Eduardo Huerta

Dual Master’s Candidate, Student Affairs & Public Administration

State University of New York Binghamton

MPA-GSO Treasurer

jhuerta1@binghamton.edu

The Broome County Promise Zone model: A Community and University Strategy

What do you get when you combine limited funding for full-time staff, college students searching for meaningful learning opportunities, and public schools facing increasing demands and budget constraints? A recipe for success to build a foundation on which to build a county-wide, university-assisted community school model! That is exactly the ingredients we used to build our model of service through Broome County Promise Zone where we take the privilege of connecting Binghamton University students to the important work we are doing with public schools in Broome County to meet the needs of children and their families.

I recently heard a speaker say that education is “like climbing a hill”. A quality education pushes students to achieve their academic and personal goals even when it feels like an uphill climb. Unfortunately, for many of students this hill can feel more like a mountain that seems impossible to climb. Although the aspiration may be the same, the mountain seems daunting and the hope of success a far off dream. Motivation soon dwindles and academic achievement seems like something for everyone else.

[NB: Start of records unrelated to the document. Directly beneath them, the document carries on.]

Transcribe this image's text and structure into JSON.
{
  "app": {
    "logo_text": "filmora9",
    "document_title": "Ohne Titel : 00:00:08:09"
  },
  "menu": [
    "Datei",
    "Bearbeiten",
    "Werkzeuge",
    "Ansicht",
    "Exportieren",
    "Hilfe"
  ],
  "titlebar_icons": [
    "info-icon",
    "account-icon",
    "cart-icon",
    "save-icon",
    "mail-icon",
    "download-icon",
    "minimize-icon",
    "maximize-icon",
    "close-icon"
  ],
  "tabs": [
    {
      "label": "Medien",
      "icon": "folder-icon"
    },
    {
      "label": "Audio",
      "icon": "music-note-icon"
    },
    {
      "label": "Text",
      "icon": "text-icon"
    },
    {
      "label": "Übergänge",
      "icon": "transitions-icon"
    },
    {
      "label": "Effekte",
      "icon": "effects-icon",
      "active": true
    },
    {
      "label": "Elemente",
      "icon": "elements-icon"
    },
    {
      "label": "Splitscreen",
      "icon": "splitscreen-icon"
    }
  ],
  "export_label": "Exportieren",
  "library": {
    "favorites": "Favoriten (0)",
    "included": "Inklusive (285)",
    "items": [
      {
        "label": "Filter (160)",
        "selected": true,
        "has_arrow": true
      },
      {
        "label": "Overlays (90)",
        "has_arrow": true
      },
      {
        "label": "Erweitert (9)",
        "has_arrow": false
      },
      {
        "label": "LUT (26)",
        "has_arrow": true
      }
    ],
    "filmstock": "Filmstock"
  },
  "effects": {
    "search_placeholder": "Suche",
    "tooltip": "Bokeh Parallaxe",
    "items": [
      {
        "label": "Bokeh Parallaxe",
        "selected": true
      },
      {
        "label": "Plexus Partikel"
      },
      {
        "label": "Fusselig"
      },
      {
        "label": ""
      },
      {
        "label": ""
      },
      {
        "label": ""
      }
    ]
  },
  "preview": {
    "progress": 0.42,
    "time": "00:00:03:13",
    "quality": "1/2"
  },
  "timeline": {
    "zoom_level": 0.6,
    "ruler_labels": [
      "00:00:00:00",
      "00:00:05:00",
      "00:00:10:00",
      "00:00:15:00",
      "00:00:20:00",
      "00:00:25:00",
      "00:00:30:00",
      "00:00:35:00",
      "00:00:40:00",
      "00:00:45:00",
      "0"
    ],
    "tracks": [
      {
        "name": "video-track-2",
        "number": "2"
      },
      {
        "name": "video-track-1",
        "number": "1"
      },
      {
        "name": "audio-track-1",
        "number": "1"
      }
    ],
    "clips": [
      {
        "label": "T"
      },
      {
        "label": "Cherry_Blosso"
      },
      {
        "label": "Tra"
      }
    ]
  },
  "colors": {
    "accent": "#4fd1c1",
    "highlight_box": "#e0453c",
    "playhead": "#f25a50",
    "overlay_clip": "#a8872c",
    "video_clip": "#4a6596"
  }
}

A community school brings the necessary tools for all students and their families together in the school to provide support and access that help to balance the challenges poverty and life barriers can bring. Optimizing access allows children to plan their life “around choice rather than circumstance” and gives families the support needed to help them become engaged and active in making choices rather than succumbing to defeat allowing circumstances to take the lead. Rather than perpetuating the intergenerational cycle of poverty, community schools help to align resources in the community and make the school a hub where educational, physical, emotional, and social needs are met. This shift can provide more options for success in work, school, and life. As the saying goes, “it take a village to raise a child”, we know it takes a community school to bring true equity and access to all students.

At Broome County Promise Zone we feel that the use of enthusiastic college students to infuse resources into schools and our agency makes perfect sense. Not only do our college interns bring new ideas and needed support to our public schools, they also provide a view on the work that helps a hard job stay fresh and new. The college students report a learning experience that could not happen in the classroom and a new appreciation for understanding cultural competency, intergenerational trauma, and systems change that has a lasting effect to be carried into their future life and careers. College interns not only serve to meet needed adult support for professional staff, they also serve as role models and mentors to our young participants as well as educators and advisers to their families.

What started as a logical placement for master level social work students as part of a required field placement has expanded to include undergraduate students across disciplines using passion and expertise in the prescribed field to further the work under Broome County Promise Zone. In addition to providing academic support and serving as mentors and role models, you might find a computer engineer helping us to build and implement a website design or one nursing student educating urban young people about asthma and ways to control symptoms while another educates parents about diabetes in a rural setting. Perhaps you might witness a student studying business and management working on a plan for marketing and branding our name so that our community knows and understands the work we are doing. Regardless of the area of interest, we work to fit future life goals to the assigned internship. With 40 – 60 interns a semester, there is plenty of opportunity to serve and even more opportunities to learn and grow together as we work to expand limited resources to maximum capacity while embedding the aspiration of educational experiences with the exciting opportunity to make a difference.

Luann Kida MA, LMSW, Community Schools Director

Broome County Promise Zone, Binghamton University, College of Community & Public Affairs